== Supplied information ==
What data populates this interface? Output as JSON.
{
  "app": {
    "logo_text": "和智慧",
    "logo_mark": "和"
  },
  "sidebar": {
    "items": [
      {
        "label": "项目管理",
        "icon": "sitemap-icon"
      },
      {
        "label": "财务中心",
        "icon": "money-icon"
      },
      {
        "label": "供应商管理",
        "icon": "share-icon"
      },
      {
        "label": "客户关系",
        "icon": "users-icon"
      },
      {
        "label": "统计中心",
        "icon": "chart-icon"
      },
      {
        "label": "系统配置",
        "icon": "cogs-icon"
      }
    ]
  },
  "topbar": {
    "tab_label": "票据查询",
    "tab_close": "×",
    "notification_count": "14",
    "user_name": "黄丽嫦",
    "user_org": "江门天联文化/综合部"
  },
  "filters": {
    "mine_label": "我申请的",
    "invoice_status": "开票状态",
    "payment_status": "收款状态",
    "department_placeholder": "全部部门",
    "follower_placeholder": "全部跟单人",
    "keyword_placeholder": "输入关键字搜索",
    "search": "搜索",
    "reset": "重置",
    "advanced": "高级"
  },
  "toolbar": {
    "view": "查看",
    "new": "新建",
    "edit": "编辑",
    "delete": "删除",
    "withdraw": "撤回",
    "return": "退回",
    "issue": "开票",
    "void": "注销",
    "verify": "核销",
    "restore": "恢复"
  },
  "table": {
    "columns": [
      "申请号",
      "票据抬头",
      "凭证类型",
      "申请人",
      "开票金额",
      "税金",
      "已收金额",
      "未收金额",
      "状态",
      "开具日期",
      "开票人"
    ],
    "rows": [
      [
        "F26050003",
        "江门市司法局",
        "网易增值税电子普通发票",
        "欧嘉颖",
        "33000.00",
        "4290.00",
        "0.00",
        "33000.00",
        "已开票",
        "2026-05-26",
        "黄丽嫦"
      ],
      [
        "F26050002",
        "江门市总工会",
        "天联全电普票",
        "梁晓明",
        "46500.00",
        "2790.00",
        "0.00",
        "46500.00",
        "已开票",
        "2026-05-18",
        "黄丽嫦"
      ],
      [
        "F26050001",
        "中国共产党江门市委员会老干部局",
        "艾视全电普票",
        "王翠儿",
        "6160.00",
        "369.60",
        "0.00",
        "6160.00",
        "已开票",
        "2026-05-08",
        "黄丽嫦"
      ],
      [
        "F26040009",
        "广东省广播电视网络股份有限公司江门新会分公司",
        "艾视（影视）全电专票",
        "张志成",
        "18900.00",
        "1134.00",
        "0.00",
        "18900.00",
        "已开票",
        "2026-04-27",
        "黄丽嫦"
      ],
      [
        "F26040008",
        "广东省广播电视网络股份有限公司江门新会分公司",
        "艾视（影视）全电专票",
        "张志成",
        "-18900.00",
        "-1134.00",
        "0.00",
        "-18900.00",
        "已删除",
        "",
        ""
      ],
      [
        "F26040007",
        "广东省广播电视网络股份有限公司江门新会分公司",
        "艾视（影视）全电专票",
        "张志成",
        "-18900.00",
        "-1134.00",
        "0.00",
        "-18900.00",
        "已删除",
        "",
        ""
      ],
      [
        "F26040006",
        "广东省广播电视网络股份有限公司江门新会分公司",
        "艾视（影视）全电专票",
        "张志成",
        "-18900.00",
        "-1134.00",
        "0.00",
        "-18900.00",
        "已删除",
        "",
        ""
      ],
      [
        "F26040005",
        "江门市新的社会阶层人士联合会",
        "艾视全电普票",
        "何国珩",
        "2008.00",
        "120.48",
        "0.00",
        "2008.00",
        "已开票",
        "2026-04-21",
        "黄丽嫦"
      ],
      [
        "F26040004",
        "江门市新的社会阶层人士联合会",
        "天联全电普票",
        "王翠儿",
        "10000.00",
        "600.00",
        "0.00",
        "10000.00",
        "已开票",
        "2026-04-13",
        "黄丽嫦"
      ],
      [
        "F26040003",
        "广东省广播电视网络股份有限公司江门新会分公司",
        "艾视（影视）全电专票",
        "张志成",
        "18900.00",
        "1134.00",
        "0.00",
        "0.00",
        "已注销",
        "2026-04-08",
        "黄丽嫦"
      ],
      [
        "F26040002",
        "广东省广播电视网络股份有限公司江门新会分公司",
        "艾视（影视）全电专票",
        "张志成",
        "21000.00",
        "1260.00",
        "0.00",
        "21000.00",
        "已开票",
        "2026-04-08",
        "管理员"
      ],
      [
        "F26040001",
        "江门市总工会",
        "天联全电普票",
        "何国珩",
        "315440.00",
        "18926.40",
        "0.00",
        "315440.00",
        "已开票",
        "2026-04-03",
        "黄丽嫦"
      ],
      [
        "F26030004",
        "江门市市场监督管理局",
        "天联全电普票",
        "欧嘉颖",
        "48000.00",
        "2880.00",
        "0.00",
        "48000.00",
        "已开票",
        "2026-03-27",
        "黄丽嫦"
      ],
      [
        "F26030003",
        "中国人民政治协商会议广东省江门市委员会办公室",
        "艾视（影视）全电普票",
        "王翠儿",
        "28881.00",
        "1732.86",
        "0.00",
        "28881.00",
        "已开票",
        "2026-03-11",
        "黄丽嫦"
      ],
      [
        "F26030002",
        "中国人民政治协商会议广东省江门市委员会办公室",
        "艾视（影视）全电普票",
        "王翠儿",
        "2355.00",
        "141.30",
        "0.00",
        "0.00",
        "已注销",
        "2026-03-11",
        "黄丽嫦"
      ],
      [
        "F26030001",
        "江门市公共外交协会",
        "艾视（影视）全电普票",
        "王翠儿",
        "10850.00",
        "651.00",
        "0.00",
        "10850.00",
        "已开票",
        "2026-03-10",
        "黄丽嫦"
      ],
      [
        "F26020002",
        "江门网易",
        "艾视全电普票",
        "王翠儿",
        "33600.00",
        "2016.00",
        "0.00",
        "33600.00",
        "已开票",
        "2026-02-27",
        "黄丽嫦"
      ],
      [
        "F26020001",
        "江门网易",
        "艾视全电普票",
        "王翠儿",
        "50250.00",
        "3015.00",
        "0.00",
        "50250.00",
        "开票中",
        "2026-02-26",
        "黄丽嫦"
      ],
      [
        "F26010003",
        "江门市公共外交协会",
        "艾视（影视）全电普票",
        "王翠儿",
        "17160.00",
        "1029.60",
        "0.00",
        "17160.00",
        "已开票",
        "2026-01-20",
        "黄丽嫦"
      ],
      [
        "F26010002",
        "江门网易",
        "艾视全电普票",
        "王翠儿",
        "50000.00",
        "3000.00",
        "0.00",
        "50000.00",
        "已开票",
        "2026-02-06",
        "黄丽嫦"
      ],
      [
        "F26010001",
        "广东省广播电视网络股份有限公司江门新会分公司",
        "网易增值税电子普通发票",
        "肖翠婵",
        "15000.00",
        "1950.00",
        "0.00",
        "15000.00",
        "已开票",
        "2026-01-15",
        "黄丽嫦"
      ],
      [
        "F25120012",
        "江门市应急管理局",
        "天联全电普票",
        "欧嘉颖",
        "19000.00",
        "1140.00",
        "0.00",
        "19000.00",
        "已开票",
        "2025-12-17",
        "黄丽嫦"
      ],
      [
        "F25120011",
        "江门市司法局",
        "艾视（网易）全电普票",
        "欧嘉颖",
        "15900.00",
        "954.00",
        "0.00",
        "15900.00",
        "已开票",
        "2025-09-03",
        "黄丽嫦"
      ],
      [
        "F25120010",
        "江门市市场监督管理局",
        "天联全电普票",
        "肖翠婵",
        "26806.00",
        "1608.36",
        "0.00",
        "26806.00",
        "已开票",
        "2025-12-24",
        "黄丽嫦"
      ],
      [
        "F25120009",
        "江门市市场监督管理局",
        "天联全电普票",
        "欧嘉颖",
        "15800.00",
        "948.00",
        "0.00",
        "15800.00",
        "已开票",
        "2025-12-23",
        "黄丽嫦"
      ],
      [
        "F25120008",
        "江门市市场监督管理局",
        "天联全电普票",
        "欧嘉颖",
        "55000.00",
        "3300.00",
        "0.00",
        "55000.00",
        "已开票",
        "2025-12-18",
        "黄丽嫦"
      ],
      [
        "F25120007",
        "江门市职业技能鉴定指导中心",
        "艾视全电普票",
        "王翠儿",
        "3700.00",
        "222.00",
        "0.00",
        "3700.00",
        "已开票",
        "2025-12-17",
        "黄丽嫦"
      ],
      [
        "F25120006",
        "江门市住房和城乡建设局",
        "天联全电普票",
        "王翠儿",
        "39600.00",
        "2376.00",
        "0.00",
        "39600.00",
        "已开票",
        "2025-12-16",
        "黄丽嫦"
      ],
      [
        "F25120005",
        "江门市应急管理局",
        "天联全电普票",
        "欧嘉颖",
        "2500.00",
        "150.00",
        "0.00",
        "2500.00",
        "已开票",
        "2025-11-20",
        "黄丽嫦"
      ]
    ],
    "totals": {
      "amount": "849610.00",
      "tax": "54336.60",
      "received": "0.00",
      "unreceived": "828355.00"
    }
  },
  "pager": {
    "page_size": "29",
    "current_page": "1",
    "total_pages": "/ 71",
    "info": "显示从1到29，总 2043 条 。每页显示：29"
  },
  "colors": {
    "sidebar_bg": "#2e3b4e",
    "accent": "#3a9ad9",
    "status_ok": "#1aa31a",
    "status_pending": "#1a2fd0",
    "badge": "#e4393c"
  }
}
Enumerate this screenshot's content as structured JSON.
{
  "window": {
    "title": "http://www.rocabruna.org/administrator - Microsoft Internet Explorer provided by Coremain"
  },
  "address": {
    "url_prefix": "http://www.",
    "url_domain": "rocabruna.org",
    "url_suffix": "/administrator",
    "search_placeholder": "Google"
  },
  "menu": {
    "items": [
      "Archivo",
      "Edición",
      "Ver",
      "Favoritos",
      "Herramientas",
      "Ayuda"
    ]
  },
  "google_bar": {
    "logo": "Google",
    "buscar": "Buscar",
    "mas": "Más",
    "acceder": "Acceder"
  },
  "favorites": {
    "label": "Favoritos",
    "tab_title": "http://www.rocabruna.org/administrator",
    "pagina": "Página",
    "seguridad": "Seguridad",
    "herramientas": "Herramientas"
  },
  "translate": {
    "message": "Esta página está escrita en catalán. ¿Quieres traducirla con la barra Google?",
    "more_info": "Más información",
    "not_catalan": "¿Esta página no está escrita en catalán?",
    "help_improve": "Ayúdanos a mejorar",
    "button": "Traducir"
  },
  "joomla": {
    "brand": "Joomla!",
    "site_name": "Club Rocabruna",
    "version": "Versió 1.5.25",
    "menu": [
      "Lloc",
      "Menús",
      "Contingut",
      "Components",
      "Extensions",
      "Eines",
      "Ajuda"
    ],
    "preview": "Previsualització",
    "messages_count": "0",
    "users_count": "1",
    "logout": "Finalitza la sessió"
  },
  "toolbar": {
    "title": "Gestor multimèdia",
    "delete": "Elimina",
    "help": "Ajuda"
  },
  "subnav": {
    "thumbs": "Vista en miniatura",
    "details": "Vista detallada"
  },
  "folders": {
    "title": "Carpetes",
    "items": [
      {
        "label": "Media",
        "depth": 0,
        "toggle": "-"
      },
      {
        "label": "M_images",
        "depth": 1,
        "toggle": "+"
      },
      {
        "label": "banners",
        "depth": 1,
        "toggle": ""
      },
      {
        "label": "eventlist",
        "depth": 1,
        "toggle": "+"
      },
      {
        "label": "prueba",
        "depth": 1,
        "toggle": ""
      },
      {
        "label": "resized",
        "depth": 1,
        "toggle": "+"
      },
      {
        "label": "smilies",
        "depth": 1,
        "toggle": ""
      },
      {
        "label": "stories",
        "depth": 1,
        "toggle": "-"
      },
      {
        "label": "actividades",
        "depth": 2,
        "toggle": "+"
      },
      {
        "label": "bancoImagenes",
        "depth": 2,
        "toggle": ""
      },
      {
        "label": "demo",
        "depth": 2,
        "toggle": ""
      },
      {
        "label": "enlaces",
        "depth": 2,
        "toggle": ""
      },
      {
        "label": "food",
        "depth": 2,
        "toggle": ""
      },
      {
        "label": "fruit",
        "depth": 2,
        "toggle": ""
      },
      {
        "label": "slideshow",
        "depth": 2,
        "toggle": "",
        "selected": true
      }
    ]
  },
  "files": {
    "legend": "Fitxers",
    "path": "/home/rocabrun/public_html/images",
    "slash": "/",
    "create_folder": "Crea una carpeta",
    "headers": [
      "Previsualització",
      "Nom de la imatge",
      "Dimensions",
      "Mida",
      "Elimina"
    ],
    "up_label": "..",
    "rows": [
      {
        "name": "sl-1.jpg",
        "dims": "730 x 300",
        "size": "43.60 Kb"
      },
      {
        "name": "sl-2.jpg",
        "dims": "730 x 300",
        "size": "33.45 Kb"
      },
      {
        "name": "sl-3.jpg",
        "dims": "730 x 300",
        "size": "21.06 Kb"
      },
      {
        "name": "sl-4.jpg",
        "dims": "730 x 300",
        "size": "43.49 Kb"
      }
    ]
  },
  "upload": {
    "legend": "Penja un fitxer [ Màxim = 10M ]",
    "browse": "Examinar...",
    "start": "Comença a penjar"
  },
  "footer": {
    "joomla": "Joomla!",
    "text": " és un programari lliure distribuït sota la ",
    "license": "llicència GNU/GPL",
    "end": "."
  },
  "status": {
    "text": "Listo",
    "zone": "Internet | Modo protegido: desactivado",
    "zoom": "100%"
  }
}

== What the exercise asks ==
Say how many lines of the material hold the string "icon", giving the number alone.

== Completed exercise ==
6